WELLINGTON COUNTY – Community Living Guelph Wellington is closing its centres in Harriston, Mount Forest, Fergus, Erin and two centres in Guelph as it transitions to a “person-centred” approach to supporting people with developmental disabilities.
And while person-centred care sounds good on paper, some staff and families are worried it will mean less support and will not lead to better, independent lives for those using the centre and the day programs it once offered.
Victoria Waltham-Kingsley said her 40-year-old son Greg Blagdon, who has Down syndrome, has been using the centre in Harriston for 18 years.
To lose it will mean he won’t see his friends, he won’t be busy with constructive activities all day, and he will lose – not gain – independence, she says, which is counter to one of the aims of the person-centred approach.
Community Living stopped its day programs and volunteer opportunities in March when the pandemic began and has focussed on its group homes and keeping staff and residents safe, healthy and meaningfully occupied.
A recent survey to families about hours of care for loved ones in the day program seemed to be the result of shutdowns due to COVID-19, but in fact was about closing the program, Waltham-Kingsley said.
“March 16 was the last day at program,” Waltham-Kingsley said in a phone interview.
“We were getting emails, but all we heard was about the group homes. What happened to us? We dropped off the face of the Earth.”
She said the day program resumed a few weeks ago, but Greg only gets one hour per week with a worker, who takes him to an activity or a location in the community.
“We’ve gone from 30 hours a week to one or two hours a week. Where can he go? What can he do in one hour?,” she said.
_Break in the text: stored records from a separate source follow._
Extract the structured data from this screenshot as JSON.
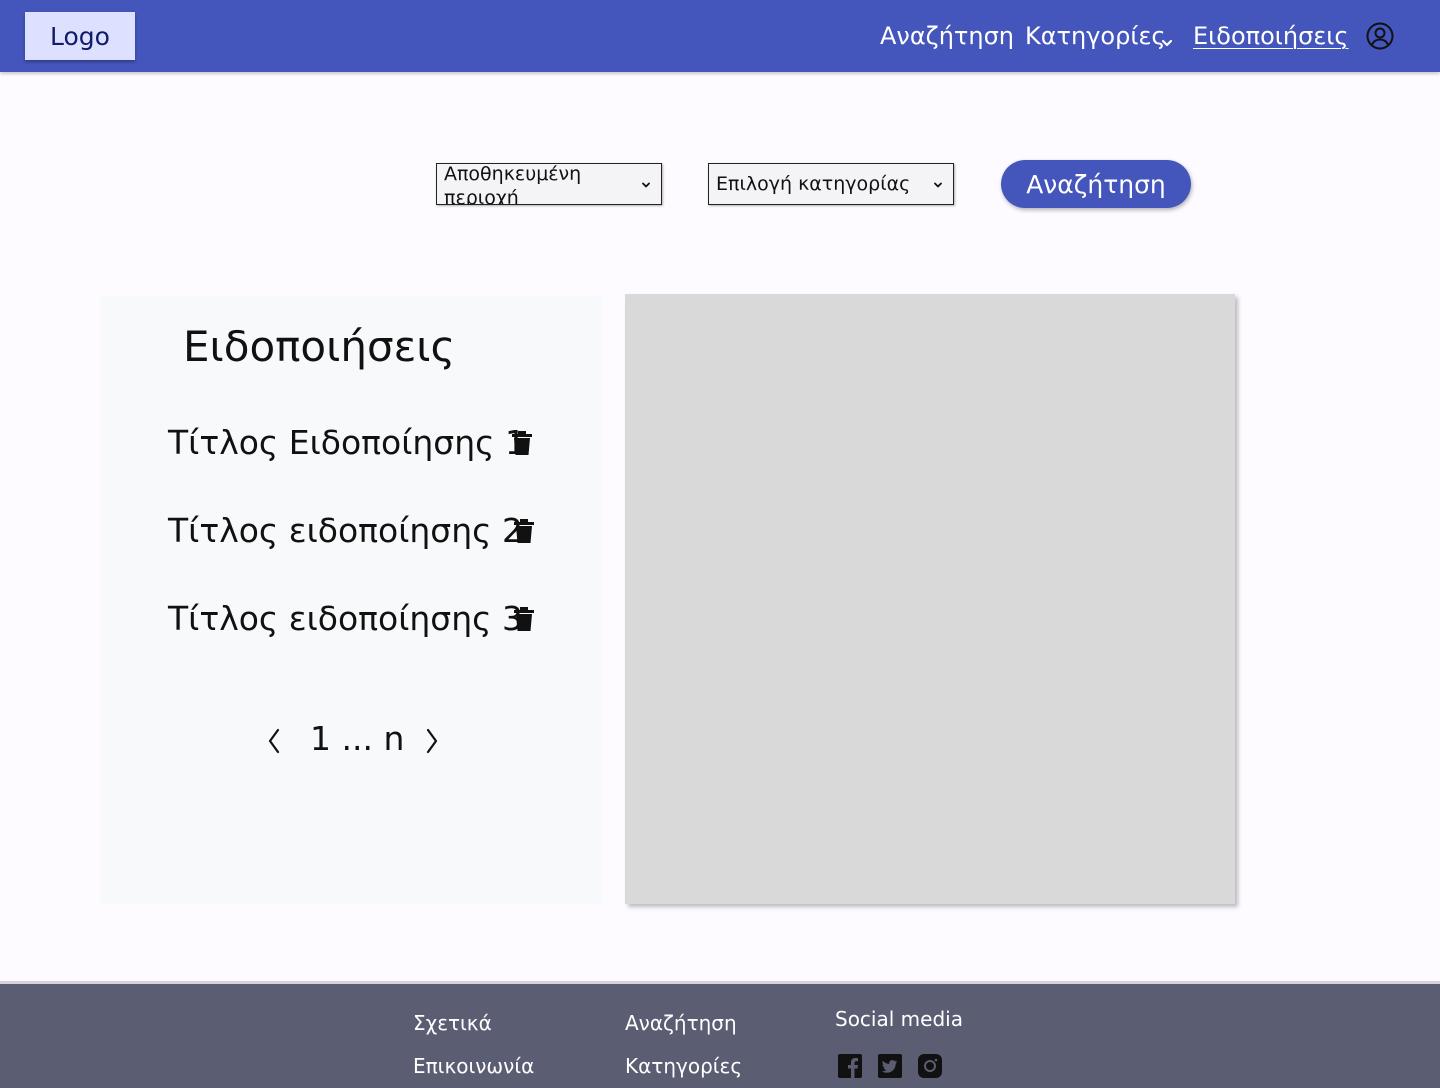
{
  "header": {
    "logo": "Logo",
    "nav": {
      "search": "Αναζήτηση",
      "categories": "Κατηγορίες",
      "notifications": "Ειδοποιήσεις"
    },
    "active_nav": "notifications"
  },
  "filters": {
    "area_select": "Αποθηκευμένη περιοχή",
    "category_select": "Επιλογή κατηγορίας",
    "search_button": "Αναζήτηση"
  },
  "notifications": {
    "title": "Ειδοποιήσεις",
    "items": [
      {
        "label": "Τίτλος Ειδοποίησης 1"
      },
      {
        "label": "Τίτλος ειδοποίησης 2"
      },
      {
        "label": "Τίτλος ειδοποίησης 3"
      }
    ],
    "pager": "1 ... n"
  },
  "footer": {
    "about": "Σχετικά",
    "contact": "Επικοινωνία",
    "search": "Αναζήτηση",
    "categories": "Κατηγορίες",
    "social_title": "Social media",
    "social_icons": [
      "facebook-icon",
      "twitter-icon",
      "instagram-icon"
    ]
  },
  "colors": {
    "primary": "#4456bb",
    "logo_bg": "#dee0ff",
    "footer_bg": "#5b5d72",
    "panel_bg": "#f8f9fa",
    "map_placeholder": "#d9d9d9"
  }
}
“It’s his goal, his dream to be in a program and to be with his friends. It’s his life.”
Waltham-Kingsley said Greg was able to walk to the centre and his day launched from there.
There were often trips outside the centre – to the library or a swimming pool or a restaurant. But there were also crafts, computer time and social time at the centre.
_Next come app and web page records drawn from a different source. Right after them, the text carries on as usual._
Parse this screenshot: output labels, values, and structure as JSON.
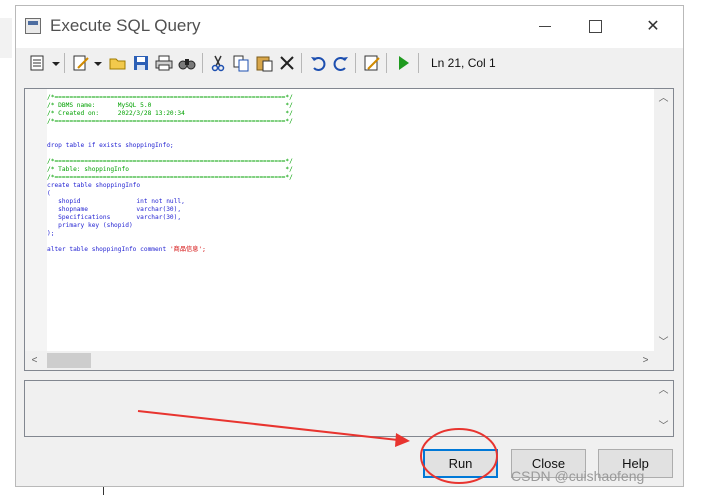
{
  "window": {
    "title": "Execute SQL Query",
    "controls": {
      "minimize": "minimize",
      "maximize": "maximize",
      "close": "✕"
    }
  },
  "toolbar": {
    "icons": [
      "script-icon",
      "edit-icon",
      "open-folder-icon",
      "save-icon",
      "print-icon",
      "find-icon",
      "cut-icon",
      "copy-icon",
      "paste-icon",
      "delete-icon",
      "undo-icon",
      "redo-icon",
      "properties-icon",
      "run-icon"
    ],
    "cursor_position": "Ln 21, Col 1"
  },
  "editor": {
    "lines": [
      {
        "cls": "cm",
        "text": "/*==============================================================*/"
      },
      {
        "cls": "cm",
        "text": "/* DBMS name:      MySQL 5.0                                    */"
      },
      {
        "cls": "cm",
        "text": "/* Created on:     2022/3/28 13:20:34                           */"
      },
      {
        "cls": "cm",
        "text": "/*==============================================================*/"
      },
      {
        "cls": "",
        "text": ""
      },
      {
        "cls": "",
        "text": ""
      },
      {
        "cls": "kw",
        "text": "drop table if exists shoppingInfo;"
      },
      {
        "cls": "",
        "text": ""
      },
      {
        "cls": "cm",
        "text": "/*==============================================================*/"
      },
      {
        "cls": "cm",
        "text": "/* Table: shoppingInfo                                          */"
      },
      {
        "cls": "cm",
        "text": "/*==============================================================*/"
      },
      {
        "cls": "kw",
        "text": "create table shoppingInfo"
      },
      {
        "cls": "kw",
        "text": "("
      },
      {
        "cls": "kw",
        "text": "   shopid               int not null,"
      },
      {
        "cls": "kw",
        "text": "   shopname             varchar(30),"
      },
      {
        "cls": "kw",
        "text": "   Specifications       varchar(30),"
      },
      {
        "cls": "kw",
        "text": "   primary key (shopid)"
      },
      {
        "cls": "kw",
        "text": ");"
      },
      {
        "cls": "",
        "text": ""
      },
      {
        "cls": "kw",
        "text": "alter table shoppingInfo comment "
      },
      {
        "cls": "str",
        "text": "'商品信息';"
      }
    ]
  },
  "buttons": {
    "run": "Run",
    "close": "Close",
    "help": "Help"
  },
  "watermark": "CSDN @cuishaofeng",
  "colors": {
    "comment": "#00a000",
    "keyword": "#2323d2",
    "string": "#d20000",
    "annotation": "#e8342f",
    "focus": "#0078d7"
  }
}
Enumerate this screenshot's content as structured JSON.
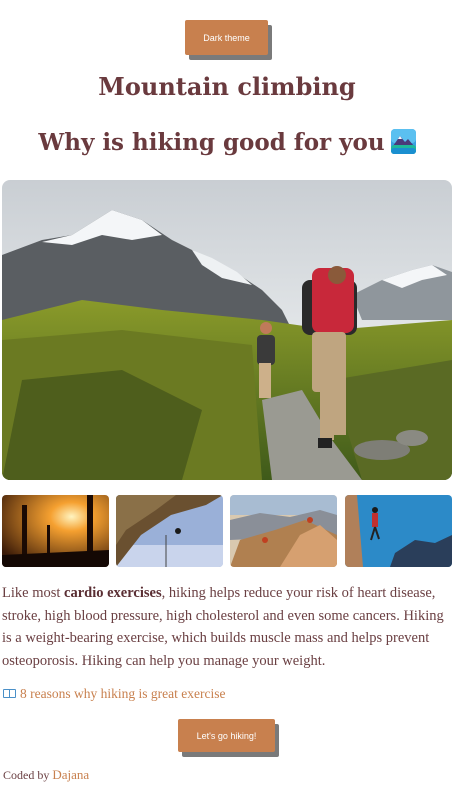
{
  "theme_button": {
    "label": "Dark theme"
  },
  "title": "Mountain climbing",
  "subtitle": "Why is hiking good for you",
  "emoji_icon": "mountain-landscape-icon",
  "hero_image": "hikers-on-mountain-trail",
  "thumbnails": [
    "sunset-forest-hikers",
    "rock-climber-overhang",
    "climbers-on-ridge",
    "climber-on-cliff-blue-sky"
  ],
  "description": {
    "before": "Like most ",
    "bold": "cardio exercises",
    "after": ", hiking helps reduce your risk of heart disease, stroke, high blood pressure, high cholesterol and even some cancers. Hiking is a weight-bearing exercise, which builds muscle mass and helps prevent osteoporosis. Hiking can help you manage your weight."
  },
  "link": {
    "icon": "book-icon",
    "text": "8 reasons why hiking is great exercise"
  },
  "go_button": {
    "label": "Let's go hiking!"
  },
  "footer": {
    "prefix": "Coded by",
    "author": "Dajana"
  },
  "colors": {
    "accent": "#c8804e",
    "heading": "#6a3a3e",
    "shadow": "#7a7a7a"
  }
}
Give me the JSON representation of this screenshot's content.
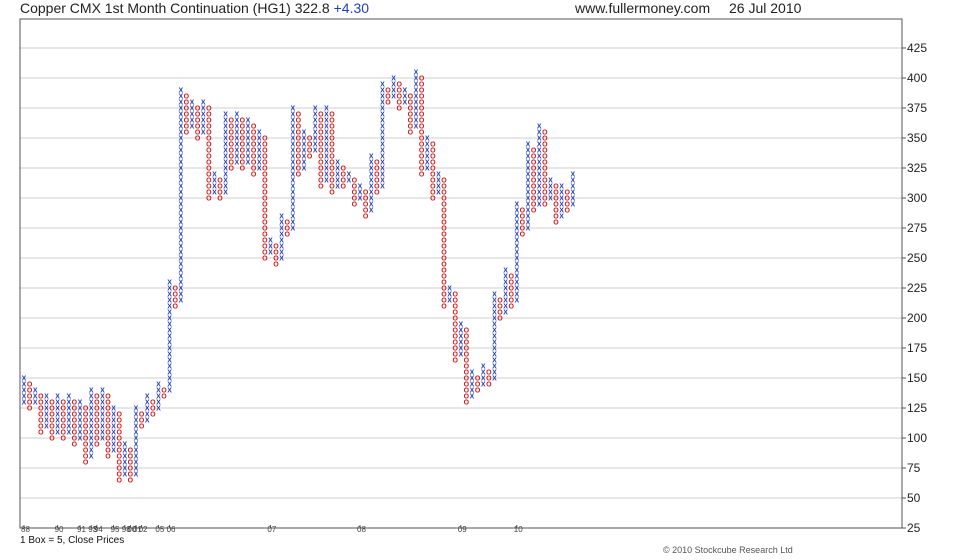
{
  "header": {
    "instrument": "Copper CMX 1st Month Continuation (HG1)",
    "last": "322.8",
    "change": "+4.30",
    "site": "www.fullermoney.com",
    "date": "26 Jul 2010"
  },
  "footer": {
    "box_note": "1 Box = 5, Close Prices",
    "copyright": "© 2010 Stockcube Research Ltd"
  },
  "colors": {
    "x_col": "#1f3fbf",
    "o_col": "#d11a1a",
    "grid": "#cfcfcf",
    "frame": "#555555",
    "change": "#1f3fbf"
  },
  "chart_data": {
    "type": "point-and-figure",
    "box_size": 5,
    "price_basis": "Close Prices",
    "y_ticks": [
      25,
      50,
      75,
      100,
      125,
      150,
      175,
      200,
      225,
      250,
      275,
      300,
      325,
      350,
      375,
      400,
      425
    ],
    "ylim": [
      25,
      425
    ],
    "grid": true,
    "x_labels": [
      {
        "col": 0,
        "text": "88"
      },
      {
        "col": 6,
        "text": "90"
      },
      {
        "col": 10,
        "text": "91"
      },
      {
        "col": 12,
        "text": "93"
      },
      {
        "col": 13,
        "text": "94"
      },
      {
        "col": 16,
        "text": "95"
      },
      {
        "col": 18,
        "text": "98"
      },
      {
        "col": 19,
        "text": "00"
      },
      {
        "col": 20,
        "text": "01"
      },
      {
        "col": 21,
        "text": "02"
      },
      {
        "col": 24,
        "text": "05"
      },
      {
        "col": 26,
        "text": "06"
      },
      {
        "col": 44,
        "text": "07"
      },
      {
        "col": 60,
        "text": "08"
      },
      {
        "col": 78,
        "text": "09"
      },
      {
        "col": 88,
        "text": "10"
      }
    ],
    "columns": [
      {
        "type": "X",
        "low": 130,
        "high": 150
      },
      {
        "type": "O",
        "low": 125,
        "high": 145
      },
      {
        "type": "X",
        "low": 130,
        "high": 140
      },
      {
        "type": "O",
        "low": 105,
        "high": 135
      },
      {
        "type": "X",
        "low": 110,
        "high": 135
      },
      {
        "type": "O",
        "low": 100,
        "high": 130
      },
      {
        "type": "X",
        "low": 105,
        "high": 135
      },
      {
        "type": "O",
        "low": 100,
        "high": 130
      },
      {
        "type": "X",
        "low": 105,
        "high": 135
      },
      {
        "type": "O",
        "low": 95,
        "high": 130
      },
      {
        "type": "X",
        "low": 100,
        "high": 130
      },
      {
        "type": "O",
        "low": 80,
        "high": 125
      },
      {
        "type": "X",
        "low": 85,
        "high": 140
      },
      {
        "type": "O",
        "low": 95,
        "high": 135
      },
      {
        "type": "X",
        "low": 100,
        "high": 140
      },
      {
        "type": "O",
        "low": 85,
        "high": 135
      },
      {
        "type": "X",
        "low": 90,
        "high": 125
      },
      {
        "type": "O",
        "low": 65,
        "high": 120
      },
      {
        "type": "X",
        "low": 70,
        "high": 95
      },
      {
        "type": "O",
        "low": 65,
        "high": 90
      },
      {
        "type": "X",
        "low": 70,
        "high": 125
      },
      {
        "type": "O",
        "low": 110,
        "high": 120
      },
      {
        "type": "X",
        "low": 115,
        "high": 135
      },
      {
        "type": "O",
        "low": 120,
        "high": 130
      },
      {
        "type": "X",
        "low": 125,
        "high": 145
      },
      {
        "type": "O",
        "low": 135,
        "high": 140
      },
      {
        "type": "X",
        "low": 140,
        "high": 230
      },
      {
        "type": "O",
        "low": 210,
        "high": 225
      },
      {
        "type": "X",
        "low": 215,
        "high": 390
      },
      {
        "type": "O",
        "low": 355,
        "high": 385
      },
      {
        "type": "X",
        "low": 360,
        "high": 380
      },
      {
        "type": "O",
        "low": 350,
        "high": 375
      },
      {
        "type": "X",
        "low": 355,
        "high": 380
      },
      {
        "type": "O",
        "low": 300,
        "high": 375
      },
      {
        "type": "X",
        "low": 305,
        "high": 320
      },
      {
        "type": "O",
        "low": 300,
        "high": 315
      },
      {
        "type": "X",
        "low": 305,
        "high": 370
      },
      {
        "type": "O",
        "low": 325,
        "high": 365
      },
      {
        "type": "X",
        "low": 330,
        "high": 370
      },
      {
        "type": "O",
        "low": 325,
        "high": 365
      },
      {
        "type": "X",
        "low": 330,
        "high": 365
      },
      {
        "type": "O",
        "low": 320,
        "high": 360
      },
      {
        "type": "X",
        "low": 325,
        "high": 355
      },
      {
        "type": "O",
        "low": 250,
        "high": 350
      },
      {
        "type": "X",
        "low": 255,
        "high": 265
      },
      {
        "type": "O",
        "low": 245,
        "high": 260
      },
      {
        "type": "X",
        "low": 250,
        "high": 285
      },
      {
        "type": "O",
        "low": 270,
        "high": 280
      },
      {
        "type": "X",
        "low": 275,
        "high": 375
      },
      {
        "type": "O",
        "low": 320,
        "high": 370
      },
      {
        "type": "X",
        "low": 325,
        "high": 355
      },
      {
        "type": "O",
        "low": 335,
        "high": 350
      },
      {
        "type": "X",
        "low": 340,
        "high": 375
      },
      {
        "type": "O",
        "low": 310,
        "high": 370
      },
      {
        "type": "X",
        "low": 315,
        "high": 375
      },
      {
        "type": "O",
        "low": 305,
        "high": 370
      },
      {
        "type": "X",
        "low": 310,
        "high": 330
      },
      {
        "type": "O",
        "low": 310,
        "high": 325
      },
      {
        "type": "X",
        "low": 315,
        "high": 320
      },
      {
        "type": "O",
        "low": 295,
        "high": 315
      },
      {
        "type": "X",
        "low": 300,
        "high": 310
      },
      {
        "type": "O",
        "low": 285,
        "high": 305
      },
      {
        "type": "X",
        "low": 290,
        "high": 335
      },
      {
        "type": "O",
        "low": 305,
        "high": 330
      },
      {
        "type": "X",
        "low": 310,
        "high": 395
      },
      {
        "type": "O",
        "low": 380,
        "high": 390
      },
      {
        "type": "X",
        "low": 385,
        "high": 400
      },
      {
        "type": "O",
        "low": 375,
        "high": 395
      },
      {
        "type": "X",
        "low": 380,
        "high": 390
      },
      {
        "type": "O",
        "low": 355,
        "high": 385
      },
      {
        "type": "X",
        "low": 360,
        "high": 405
      },
      {
        "type": "O",
        "low": 320,
        "high": 400
      },
      {
        "type": "X",
        "low": 325,
        "high": 350
      },
      {
        "type": "O",
        "low": 300,
        "high": 345
      },
      {
        "type": "X",
        "low": 305,
        "high": 320
      },
      {
        "type": "O",
        "low": 210,
        "high": 315
      },
      {
        "type": "X",
        "low": 215,
        "high": 225
      },
      {
        "type": "O",
        "low": 165,
        "high": 220
      },
      {
        "type": "X",
        "low": 170,
        "high": 195
      },
      {
        "type": "O",
        "low": 130,
        "high": 190
      },
      {
        "type": "X",
        "low": 135,
        "high": 155
      },
      {
        "type": "O",
        "low": 140,
        "high": 150
      },
      {
        "type": "X",
        "low": 145,
        "high": 160
      },
      {
        "type": "O",
        "low": 145,
        "high": 155
      },
      {
        "type": "X",
        "low": 150,
        "high": 220
      },
      {
        "type": "O",
        "low": 200,
        "high": 215
      },
      {
        "type": "X",
        "low": 205,
        "high": 240
      },
      {
        "type": "O",
        "low": 210,
        "high": 235
      },
      {
        "type": "X",
        "low": 215,
        "high": 295
      },
      {
        "type": "O",
        "low": 270,
        "high": 290
      },
      {
        "type": "X",
        "low": 275,
        "high": 345
      },
      {
        "type": "O",
        "low": 290,
        "high": 340
      },
      {
        "type": "X",
        "low": 295,
        "high": 360
      },
      {
        "type": "O",
        "low": 295,
        "high": 355
      },
      {
        "type": "X",
        "low": 300,
        "high": 315
      },
      {
        "type": "O",
        "low": 280,
        "high": 310
      },
      {
        "type": "X",
        "low": 285,
        "high": 310
      },
      {
        "type": "O",
        "low": 290,
        "high": 305
      },
      {
        "type": "X",
        "low": 295,
        "high": 320
      }
    ]
  }
}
She said Greg is already spending more time alone at home since COVID and she worries he is becoming bored and depressed.
Joanne Smithers, president of CUPE Local 4392, which represents about 500 developmental services workers, said staff is concerned about job loss.
“But it’s really about the people we support,” Smithers said. “Some were getting six or seven hours a day, five days a week at the centre.
“Now they’ll get two to six hours a week and activities will be based in the community. Parents are calling us in tears.”
Smithers said it’s a bigger blow in rural communities as “there simply are not enough accessible community spaces to meet the need. Day programs were the only option.”
She noted that when the pandemic hit, the union worked with management on a plan to protect both staff and the people they support.
But that situation has become untenable since emergency orders have been extended.
Initiating the new delivery model on the heels of COVID-19, has only made it more difficult on workers, she said, who now must deal with the fears and concerns of family and the people they support.
Laura Hanley, executive director of Community Living Guelph Wellington, said in an email interview the organization has been moving toward the person-centred model for years.
The philosophy behind the change is to integrate people with disabilities into the community and not isolate them in facilities with no interaction with the public.
Person-centred also means individuals can set life goals and choose activities they enjoy doing and avoid activities they don’t like.
“Day services are not ending,” Hanley said.
“They are, and have been, changing. We have been working towards this change for the past several years, where day services will be inclusive and community-based.
“That does mean that the buildings, whether it’s Fergus, Mount Forest, Harriston, Erin or Guelph, will not re-open for day services.”
One-on-one support means tailored support, she said.
“We know that the people we support have unique likes and dislikes. They enjoy spending time with their friends,” Hanley said.
“Through one-to-one support, we can prioritize the activities they enjoy the most, while spending time with people they’re excited to see.”
She added, “There may be times when a person wants to invite two or three friends to do an activity together.
“While the support was initially one to one, it may become four to one by the very nature of inviting other people to come together.”
Hanley acknowledged it may mean fewer hours of support for some people. But it will not mean layoffs for staff.
“We recognize that in this new way of offering service, there may be gaps,” she said.
“Together with the people we support, their families, and the people who matter most to them, we want to plan and address those gaps.
“That may include other community partners and service providers, and we will help navigate those conversations.”
Hanley said staff will now have caseloads rather than run programs at the centre.
Transportation to and from these activities will also be part of case management.
“This new way of offering services is not meant to increase costs for families. Before, if a person wanted to go to Tim Hortons, they were paying for their coffee or snack,” she explained
“If they wanted to attend a class, they still had to pay for it.
“There were some classes offered at the Community Living Centres – these were often offered by volunteers, or community members who rented the space and offered the people we support an opportunity to join in at a reduced cost. “
She added, “We’re going to work with volunteers and community members, in hopes of continuing to offer inclusive and community-based opportunities.”
The agency was to hold a virtual town hall meeting on Oct. 27 to further explain the changes to parents and caregivers.
“CLGW’s role is to provide support that builds confidence and independence, while connecting people with their community,” she said.